- Invest your cash with green financial institutions providing healthy alternative products: Some credit unions specialize in affordable clean energy loans. Consider placing your savings at Self-Help Credit Union in a CD, IRA, or money market account so they can help others lead healthier, environmentally-friendly lives.
- Give to nonprofits addressing the public health effects of climate change: Many organizations are serving communities experiencing these health issues. Consider donating to organizations like The Medical Society Consortium on Climate & Health or PUSH Buffalo to help them continue to raise awareness and address health inequities.
- Speak up for populations experiencing the brunt of this health crisis: As you continue to advocate for climate change, verbally acknowledge the people currently suffering from these health issues. Although we can continue to address carbon emissions and rising sea levels, we must not forget the growing number of human lives lost each day because of this current health crisis.
Article by Ebony Perkins, Senior Advisor, Impact Finance Center
Ebony Perkins is a dedicated, solution-oriented social entrepreneur whose heartbeat is community. She has a demonstrated ability of working with investors and philanthropists to help them make smart and strategic decisions. As the Director of Impact Investments for a Fortune 5 company, Ebony advances their social impact and tax credit investment strategy across the country. Before that role, she served as the Vice-President & Director of Investor Relations at Self-Help Credit Union. Ebony managed a national team that helps groups and individuals invest funds in a socially responsible financial institution that supports communities of all kinds, especially those underserved by conventional lenders.
Ebony co-hosts the Renegade Capital Podcast: The Activist’s podcast for finance and investments.

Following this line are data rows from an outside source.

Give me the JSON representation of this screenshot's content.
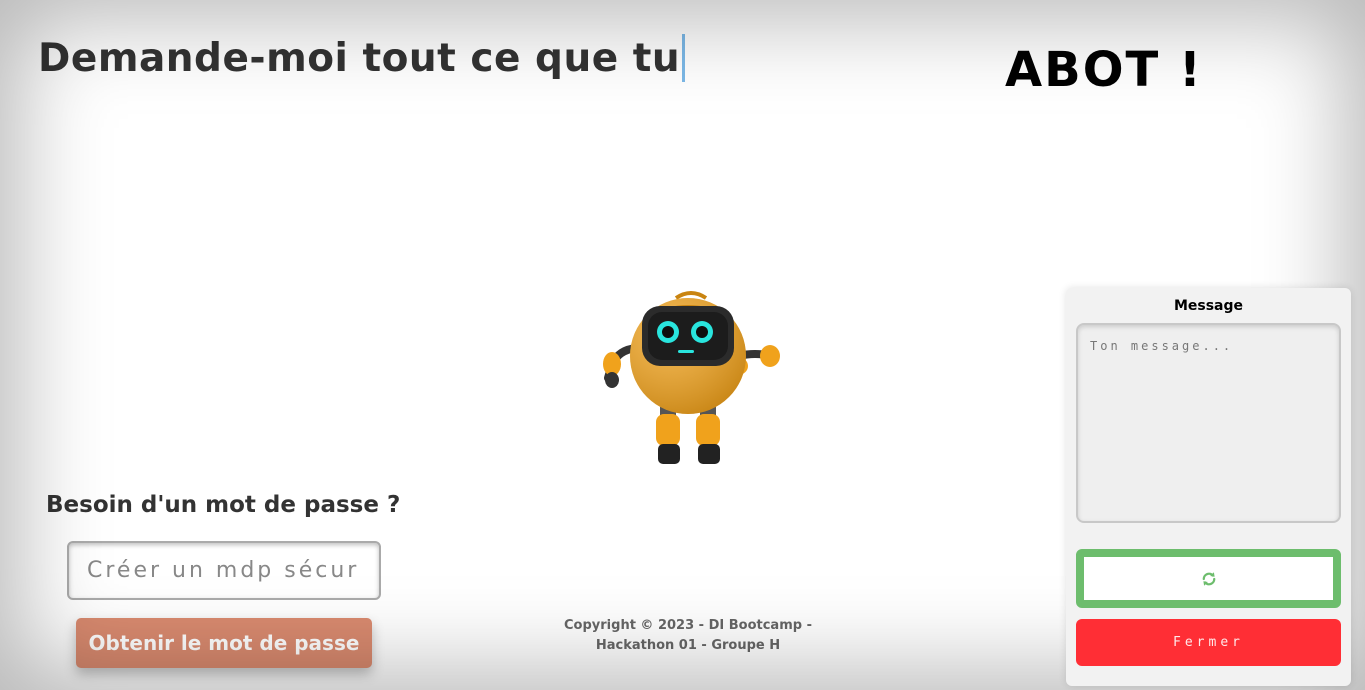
{
  "header": {
    "typed_title": "Demande-moi tout ce que tu",
    "brand": "ABOT !"
  },
  "robot": {
    "icon": "robot-icon",
    "body_color": "#f0a21c"
  },
  "password": {
    "title": "Besoin d'un mot de passe ?",
    "input_placeholder": "Créer un mdp sécurisé",
    "input_value": "",
    "button_label": "Obtenir le mot de passe",
    "button_color": "#d98a6f"
  },
  "footer": {
    "line1": "Copyright © 2023 - DI Bootcamp -",
    "line2": "Hackathon 01 - Groupe H"
  },
  "message_panel": {
    "label": "Message",
    "textarea_placeholder": "Ton message...",
    "textarea_value": "",
    "refresh_icon": "refresh-icon",
    "refresh_color": "#6dbd6d",
    "close_label": "Fermer",
    "close_color": "#ff2e35"
  }
}
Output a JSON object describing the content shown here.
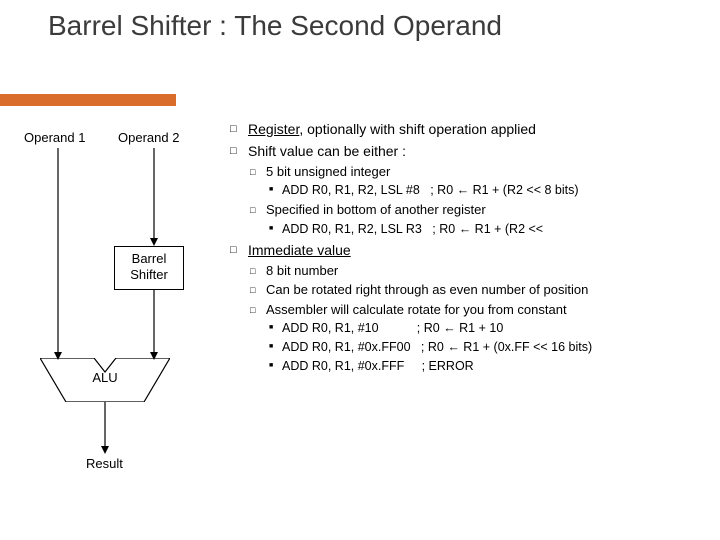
{
  "title": "Barrel Shifter : The Second Operand",
  "diagram": {
    "operand1": "Operand 1",
    "operand2": "Operand 2",
    "barrel_box_l1": "Barrel",
    "barrel_box_l2": "Shifter",
    "alu": "ALU",
    "result": "Result"
  },
  "bullets": {
    "b1_text_pre": "Register",
    "b1_text_post": ", optionally with shift operation applied",
    "b2": "Shift value can be either :",
    "b2a": "5 bit unsigned integer",
    "b2a_i_code": "ADD  R0, R1, R2, LSL #8",
    "b2a_i_cmt": "   ; R0 ← R1 + (R2 << 8 bits)",
    "b2b": "Specified in bottom of another register",
    "b2b_i_code": "ADD  R0, R1, R2, LSL R3",
    "b2b_i_cmt": "   ; R0 ← R1 + (R2 <<",
    "b3": "Immediate value",
    "b3a": "8 bit number",
    "b3b": "Can be rotated right through as even number of position",
    "b3c": "Assembler will calculate rotate for you from constant",
    "b3c_i_code": "ADD  R0, R1, #10",
    "b3c_i_cmt": "           ; R0 ← R1 + 10",
    "b3c_ii_code": "ADD  R0, R1, #0x.FF00",
    "b3c_ii_cmt": "   ; R0 ← R1 + (0x.FF << 16 bits)",
    "b3c_iii_code": "ADD  R0, R1, #0x.FFF",
    "b3c_iii_cmt": "     ; ERROR"
  }
}
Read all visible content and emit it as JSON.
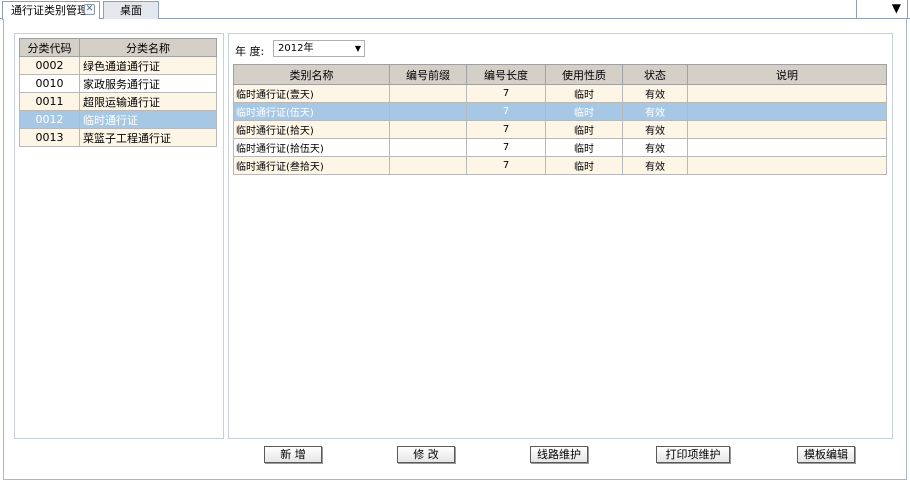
{
  "tabs": [
    {
      "label": "通行证类别管理",
      "active": true
    },
    {
      "label": "桌面",
      "active": false
    }
  ],
  "tab_dropdown_glyph": "▼",
  "left_panel": {
    "columns": [
      "分类代码",
      "分类名称"
    ],
    "rows": [
      {
        "code": "0002",
        "name": "绿色通道通行证"
      },
      {
        "code": "0010",
        "name": "家政服务通行证"
      },
      {
        "code": "0011",
        "name": "超限运输通行证"
      },
      {
        "code": "0012",
        "name": "临时通行证"
      },
      {
        "code": "0013",
        "name": "菜篮子工程通行证"
      }
    ]
  },
  "filter": {
    "year_label": "年  度:",
    "year_value": "2012年"
  },
  "right_panel": {
    "columns": [
      "类别名称",
      "编号前缀",
      "编号长度",
      "使用性质",
      "状态",
      "说明"
    ],
    "rows": [
      {
        "name": "临时通行证(壹天)",
        "prefix": "",
        "length": "7",
        "nature": "临时",
        "status": "有效",
        "desc": ""
      },
      {
        "name": "临时通行证(伍天)",
        "prefix": "",
        "length": "7",
        "nature": "临时",
        "status": "有效",
        "desc": ""
      },
      {
        "name": "临时通行证(拾天)",
        "prefix": "",
        "length": "7",
        "nature": "临时",
        "status": "有效",
        "desc": ""
      },
      {
        "name": "临时通行证(拾伍天)",
        "prefix": "",
        "length": "7",
        "nature": "临时",
        "status": "有效",
        "desc": ""
      },
      {
        "name": "临时通行证(叁拾天)",
        "prefix": "",
        "length": "7",
        "nature": "临时",
        "status": "有效",
        "desc": ""
      }
    ]
  },
  "buttons": {
    "add": "新 增",
    "edit": "修 改",
    "route": "线路维护",
    "print": "打印项维护",
    "template": "模板编辑"
  },
  "colors": {
    "selected_row": "#a6c8e4",
    "alt_row": "#fdf5e6",
    "header_bg": "#d4d0c8"
  }
}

She interviews thought leaders who go into the ring every day to fight against the racist, sexist, and exclusive norms established by traditional financial and capital systems. Ebony is also a Senior Advisor with Impact Finance Center and is supporting the creation of a membership organization that provides shared due diligence for a diverse asset manager database.

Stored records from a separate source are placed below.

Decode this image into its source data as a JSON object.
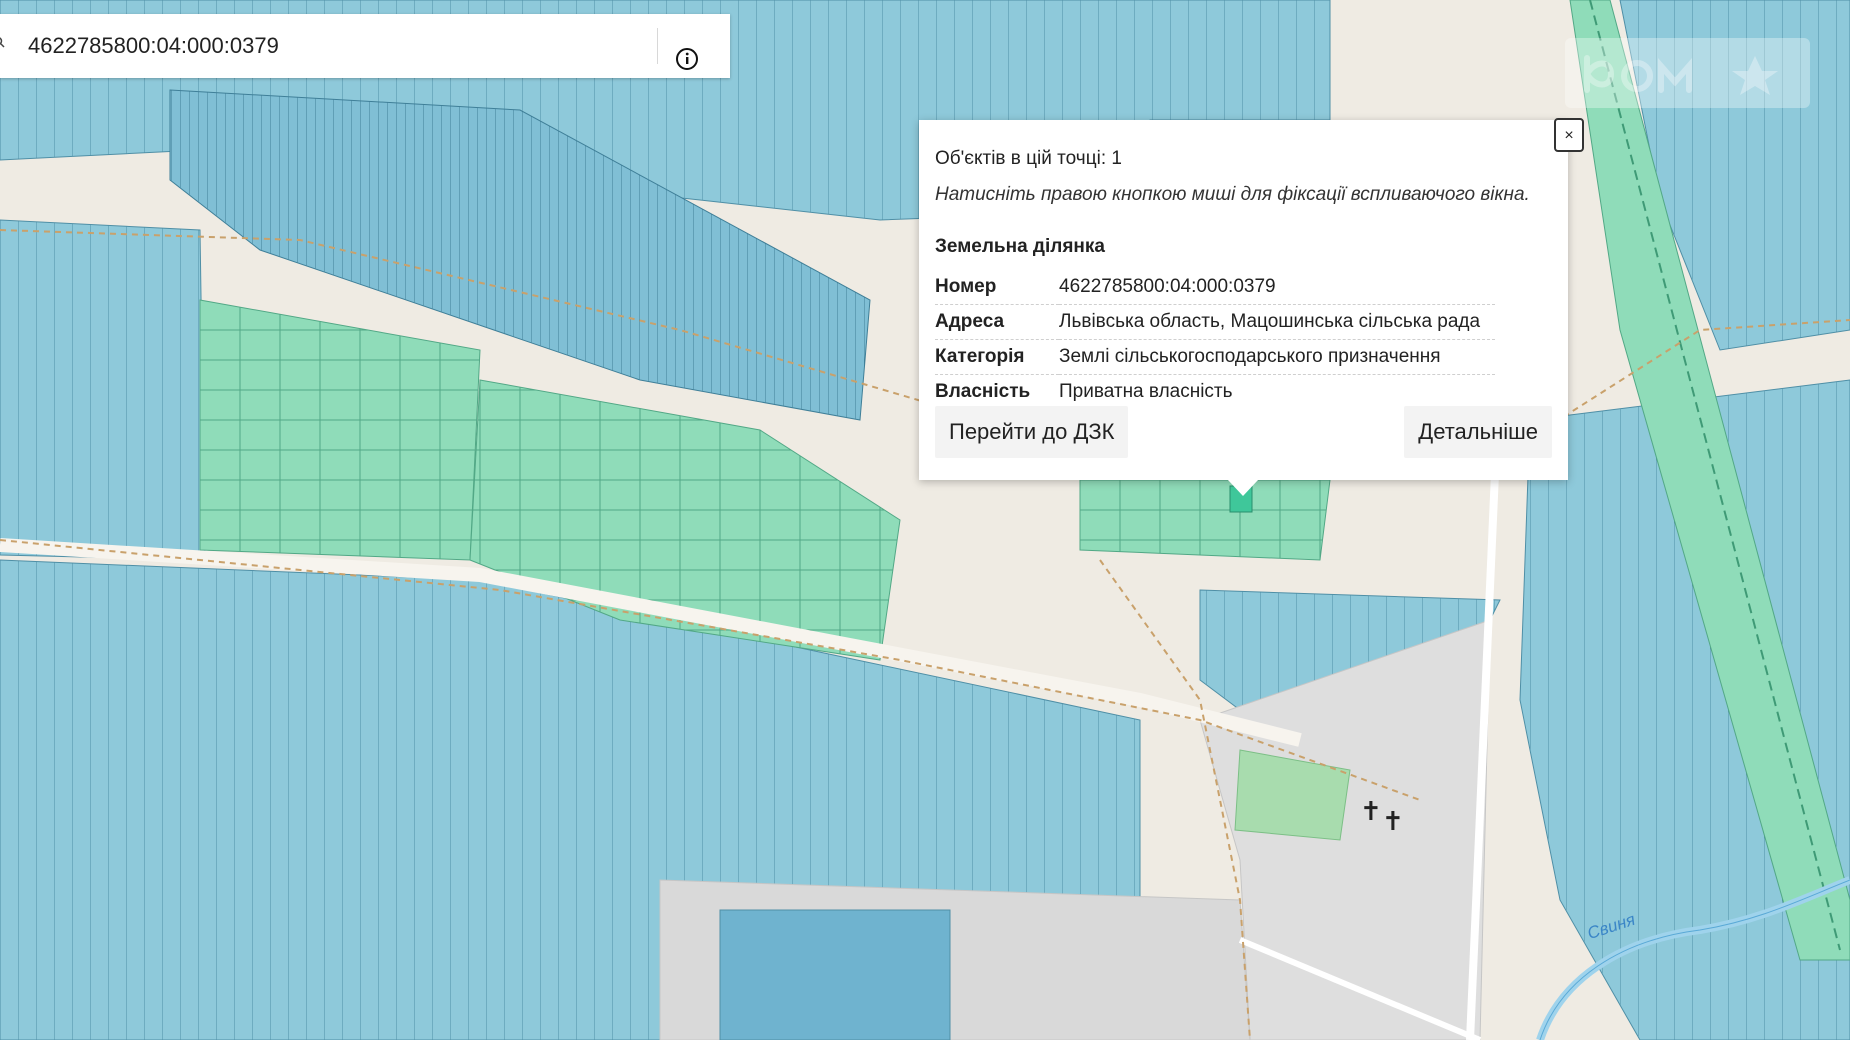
{
  "search": {
    "value": "4622785800:04:000:0379"
  },
  "popup": {
    "close_label": "×",
    "count_text": "Об'єктів в цій точці: 1",
    "hint_text": "Натисніть правою кнопкою миші для фіксації вспливаючого вікна.",
    "section_title": "Земельна ділянка",
    "attributes": [
      {
        "key": "Номер",
        "value": "4622785800:04:000:0379"
      },
      {
        "key": "Адреса",
        "value": "Львівська область, Мацошинська сільська рада"
      },
      {
        "key": "Категорія",
        "value": "Землі сільськогосподарського призначення"
      },
      {
        "key": "Власність",
        "value": "Приватна власність"
      }
    ],
    "btn_dzk": "Перейти до ДЗК",
    "btn_details": "Детальніше"
  },
  "map": {
    "river_label": "Свиня",
    "colors": {
      "background": "#efebe3",
      "parcel_blue": "#8ec9da",
      "parcel_blue_dark": "#6fb3cf",
      "parcel_green": "#8fdcb9",
      "parcel_border": "#4f8fa6",
      "road_dashed": "#c9a16b",
      "highlight": "#3fc79a",
      "river": "#9fd3ec"
    }
  }
}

Ebony’s commitment to community investing is evident by her service and contributions to Clean Energy Credit Union, Conservation Trust of North Carolina, US SIF, and Women In Philanthropy. She was also recognized on the SRI Conference’s inaugural 30 Under 30 List.
Ebony holds a Master of Public Administration from the University of North Carolina at Chapel Hill and a Bachelor of Science in Marketing from Claflin University as a summa cum laude graduate. She also has an Executive Certificate in Financial Planning from Duke University.